Can you tell the difference between a big leaf maple and a Japanese maple tree? If not, then you may suffer from plant blindness. Hopefully you can tell them apart when looking at them though. The concept of plant blindness is not so much being able to name every species as it is to appreciate the variety of species that exist. It’s also very easy to cure – just go look at plants.
One key to reducing plant blindness is increasing the frequency and variety of ways we see plants. This should start early – as Schussler, who is a professor of biology at the University of Tennessee, Knoxville, puts it, “before students start saying they are bored with plants”. One citizen science project aiming to help with this is TreeVersity, which asks ordinary people to help classify images of plants from Harvard University’s Arnold Arboretum.
Everyday interactions with plants is the best strategy, says Schussler. She lists talking about conservation of plants in local parks and gardening.
Stop reading this post and get out outside. I mean it, put down your mobile or walk away from your computer. The weather isn’t good? Doesn’t matter. Go, get away from this techno surveillance society that is always tracking you. Go be with yourself – it isn’t scary. I believe in you!
Odell finds the focus on getting people to put down their screens or log off from social media limiting; fixating on changing an individual’s behaviors ignores what can be done collectively. She sees this new kind of consciousness-raising as a vehicle for political action. As she writes in How to Do Nothing, “I am less interested in a mass exodus from Facebook and Twitter than I am in a mass movement of attention: what happens when people regain control over their attention and begin to direct it again, together.” Odell is not a technophobe. She uses the iNaturalist app on her phone during hikes to identify plants, and in her research-heavy writing, the internet is an indispensable resource. Without it she wouldn’t be able to go down rabbit holes on subjects like the “free” watches advertised on Instagram, a journey into the world of dropshipping that reveals cascading levels of capitalism based on dishonesty and shoddy information.
Healthy eating can be a challenge when millions of dollars are spent everyday trying to convince us to eat junk food. It turns out that telling the truth to teens may help them eat healthier. Informing teens about the financing and exploitation that goes into big food gets them to think critically about the marketing and rebel against it. Plus, starting healthy eating practice in the teenage years sets them up for a lifetime of health.
In the study, “A Values-Alignment Intervention Protects Adolescents from the Effects of Food Marketing,” published today in Nature Human Behaviour, Chicago Booth’s Christopher J. Bryan, University of Texas at Austin’s David S. Yeager, and Booth PhD candidate Cintia P. Hinojosa find that reframing how students view food-marketing campaigns can spur adolescents, particularly boys, to make healthier daily dietary choices for an extended period of time. The method works in part by tapping into teens’ natural desire to rebel against authority.
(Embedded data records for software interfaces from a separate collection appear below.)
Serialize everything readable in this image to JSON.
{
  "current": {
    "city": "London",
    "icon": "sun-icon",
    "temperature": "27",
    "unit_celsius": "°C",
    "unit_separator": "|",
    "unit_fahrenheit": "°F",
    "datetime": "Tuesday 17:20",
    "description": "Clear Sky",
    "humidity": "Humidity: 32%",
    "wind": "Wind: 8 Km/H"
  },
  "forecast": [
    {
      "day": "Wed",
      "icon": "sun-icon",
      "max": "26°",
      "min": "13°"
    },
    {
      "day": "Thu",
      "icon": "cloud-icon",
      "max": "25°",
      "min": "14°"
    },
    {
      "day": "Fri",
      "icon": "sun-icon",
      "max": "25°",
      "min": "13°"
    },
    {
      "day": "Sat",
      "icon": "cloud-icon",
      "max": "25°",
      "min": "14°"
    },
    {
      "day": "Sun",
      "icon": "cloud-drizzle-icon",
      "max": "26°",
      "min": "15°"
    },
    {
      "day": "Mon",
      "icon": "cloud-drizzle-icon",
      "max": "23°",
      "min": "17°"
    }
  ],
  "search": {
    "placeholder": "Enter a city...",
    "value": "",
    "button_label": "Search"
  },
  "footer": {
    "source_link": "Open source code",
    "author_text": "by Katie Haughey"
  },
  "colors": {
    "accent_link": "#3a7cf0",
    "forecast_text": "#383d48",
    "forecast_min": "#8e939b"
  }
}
Among the two biggest findings in the experiment: The intervention produced an enduring change in both boys’ and girls’ immediate, gut-level, emotional reactions to junk food marketing messages. And teenage boys, a notoriously difficult group to convince when it comes to giving up junk food, started making healthier food and drink choices in their school cafeteria. “One of the most exciting things is that we got kids to have a more negative immediate gut reaction to junk food and junk food marketing, and a more positive immediate gut reaction to healthy foods,” said Bryan.
Breathing is naturally good for you and you’re hopefully doing it right now. Interestingly there are different levels of breathing with different effects on our health. Most of us who site around all day at computers are likely breathing too shallowly and not getting complete breaths. Those of you who’ve been to yoga might know the importance of deep breathing. That is taking long, deep, breaths using the diaphragm for a serious amount of time. Early research is examining what positive effects this type of deep breathing can have on our health.
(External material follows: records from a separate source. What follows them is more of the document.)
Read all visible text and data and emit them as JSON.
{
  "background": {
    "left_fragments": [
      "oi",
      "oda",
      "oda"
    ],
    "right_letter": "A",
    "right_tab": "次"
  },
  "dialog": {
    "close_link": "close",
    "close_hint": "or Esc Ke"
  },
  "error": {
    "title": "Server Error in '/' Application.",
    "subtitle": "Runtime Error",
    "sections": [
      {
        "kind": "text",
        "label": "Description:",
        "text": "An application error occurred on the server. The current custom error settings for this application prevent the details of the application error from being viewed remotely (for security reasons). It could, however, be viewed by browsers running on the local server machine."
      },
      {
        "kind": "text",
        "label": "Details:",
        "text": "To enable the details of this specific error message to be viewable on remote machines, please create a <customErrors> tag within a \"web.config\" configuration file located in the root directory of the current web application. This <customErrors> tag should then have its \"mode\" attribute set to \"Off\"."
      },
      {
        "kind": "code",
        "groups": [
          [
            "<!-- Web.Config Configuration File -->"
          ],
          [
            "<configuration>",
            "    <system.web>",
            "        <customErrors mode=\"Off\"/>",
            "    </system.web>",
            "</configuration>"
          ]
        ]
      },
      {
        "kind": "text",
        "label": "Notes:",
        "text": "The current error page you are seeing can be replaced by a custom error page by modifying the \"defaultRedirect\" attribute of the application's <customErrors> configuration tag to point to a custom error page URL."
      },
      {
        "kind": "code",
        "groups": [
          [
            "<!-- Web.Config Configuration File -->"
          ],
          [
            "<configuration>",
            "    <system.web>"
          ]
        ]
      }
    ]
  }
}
Q: What made you examine this technique through a cellular biology lens? A: In 2005, I noticed while I was practicing pranayama, I was producing so much saliva that I was almost drooling. I wondered why and what the overall impact of that was. This led me and my team to study whether increased saliva production was a common response to the practice, and we found that it was. Q: Most people wouldn’t think much of getting spitty when they focus on breathing and relaxing. But your 2016 study in BMC Complementary and Alternative Medicine showed this bump in salivation seems to matter. Why?
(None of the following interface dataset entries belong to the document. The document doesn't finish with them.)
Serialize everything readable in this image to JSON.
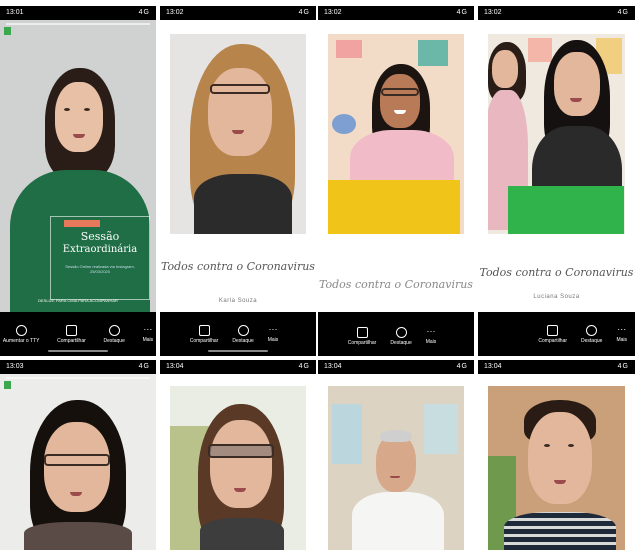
{
  "panels": [
    {
      "time": "13:01",
      "signal": "4G",
      "username": "",
      "title_small": "Sessão",
      "title_big": "Extraordinária",
      "subtitle": "Sessão Online realizada via Instagram, 25/03/2020",
      "cta": "DESLIZE PARA CIMA PARA ACOMPANHAR",
      "actions": [
        "Aumentar o TTY",
        "Compartilhar",
        "Destaque",
        "Mais"
      ]
    },
    {
      "time": "13:02",
      "signal": "4G",
      "script_text": "Todos contra o Coronavirus",
      "credit": "Karla Souza",
      "actions": [
        "Compartilhar",
        "Destaque",
        "Mais"
      ]
    },
    {
      "time": "13:02",
      "signal": "4G",
      "script_text": "Todos contra o Coronavirus",
      "credit": "",
      "actions": [
        "Compartilhar",
        "Destaque",
        "Mais"
      ]
    },
    {
      "time": "13:02",
      "signal": "4G",
      "script_text": "Todos contra o Coronavirus",
      "credit": "Luciana Souza",
      "actions": [
        "Compartilhar",
        "Destaque",
        "Mais"
      ]
    },
    {
      "time": "13:03",
      "signal": "4G"
    },
    {
      "time": "13:04",
      "signal": "4G"
    },
    {
      "time": "13:04",
      "signal": "4G"
    },
    {
      "time": "13:04",
      "signal": "4G"
    }
  ],
  "colors": {
    "green_cover": "#1f6e45",
    "yellow_box": "#f0c419",
    "green_box": "#2fb34a"
  }
}
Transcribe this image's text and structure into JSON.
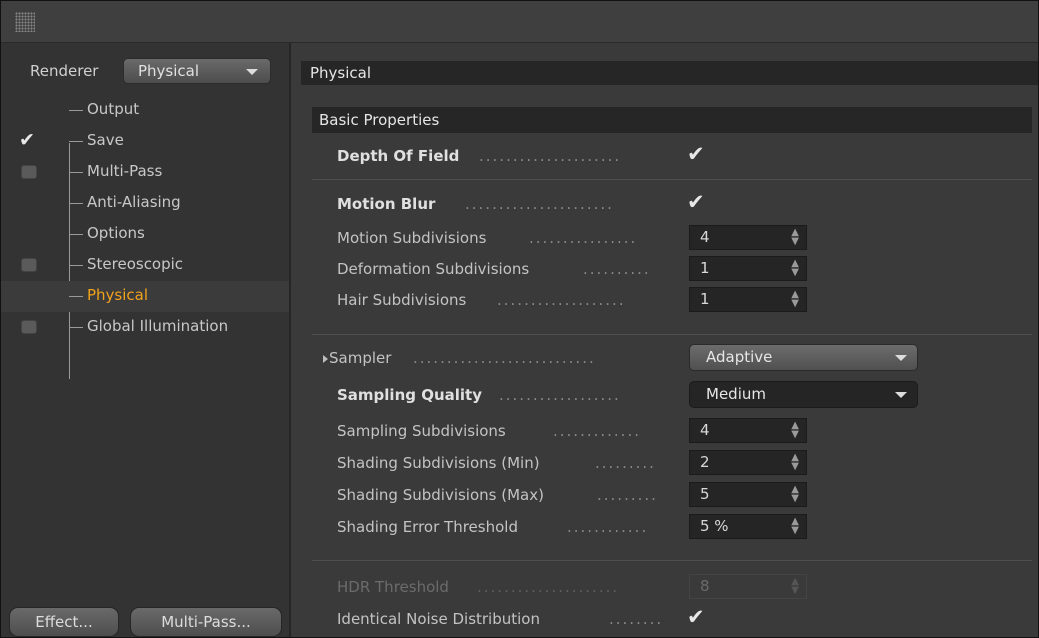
{
  "left_panel": {
    "renderer_label": "Renderer",
    "renderer_value": "Physical",
    "tree": [
      {
        "label": "Output",
        "checkbox": "none"
      },
      {
        "label": "Save",
        "checkbox": "checked"
      },
      {
        "label": "Multi-Pass",
        "checkbox": "unchecked"
      },
      {
        "label": "Anti-Aliasing",
        "checkbox": "none"
      },
      {
        "label": "Options",
        "checkbox": "none"
      },
      {
        "label": "Stereoscopic",
        "checkbox": "unchecked"
      },
      {
        "label": "Physical",
        "checkbox": "none",
        "active": true
      },
      {
        "label": "Global Illumination",
        "checkbox": "unchecked"
      }
    ],
    "effect_button": "Effect...",
    "multipass_button": "Multi-Pass..."
  },
  "right_panel": {
    "header": "Physical",
    "section": "Basic Properties",
    "check_symbol": "✔",
    "rows": {
      "depth_of_field": {
        "label": "Depth Of Field",
        "checked": true
      },
      "motion_blur": {
        "label": "Motion Blur",
        "checked": true
      },
      "motion_subdivisions": {
        "label": "Motion Subdivisions",
        "value": "4"
      },
      "deformation_subdivisions": {
        "label": "Deformation Subdivisions",
        "value": "1"
      },
      "hair_subdivisions": {
        "label": "Hair Subdivisions",
        "value": "1"
      },
      "sampler": {
        "label": "Sampler",
        "value": "Adaptive"
      },
      "sampling_quality": {
        "label": "Sampling Quality",
        "value": "Medium"
      },
      "sampling_subdivisions": {
        "label": "Sampling Subdivisions",
        "value": "4"
      },
      "shading_subdivisions_min": {
        "label": "Shading Subdivisions (Min)",
        "value": "2"
      },
      "shading_subdivisions_max": {
        "label": "Shading Subdivisions (Max)",
        "value": "5"
      },
      "shading_error_threshold": {
        "label": "Shading Error Threshold",
        "value": "5 %"
      },
      "hdr_threshold": {
        "label": "HDR Threshold",
        "value": "8",
        "disabled": true
      },
      "identical_noise_distribution": {
        "label": "Identical Noise Distribution",
        "checked": true
      }
    }
  },
  "icons": {
    "grip": "grip-icon",
    "dropdown": "dropdown-arrow-icon",
    "spinner": "spinner-arrows-icon",
    "expand": "expand-triangle-icon"
  }
}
A: Saliva has numerous antibodies and proteins that do everything from suppressing tumors to regenerating the liver. For example, it contains immunoglobulin, which are antibodies that bind to germs, as well as DMBT1, a tumor suppressor that blocks the conversion of normal cells to cancer cells.
Filter bubbles are real and impact our world in the most serious of ways. The recent massacre in New Zealand has shown this all too well. You’re probably wondering if there’s anything you can do stop the spread of online hate and the growth of “right wing” violence. Thankfully there is. The video above explores how stopping the spread of entry-level “edgy” jokes can stop people from descending into the internet hate machine.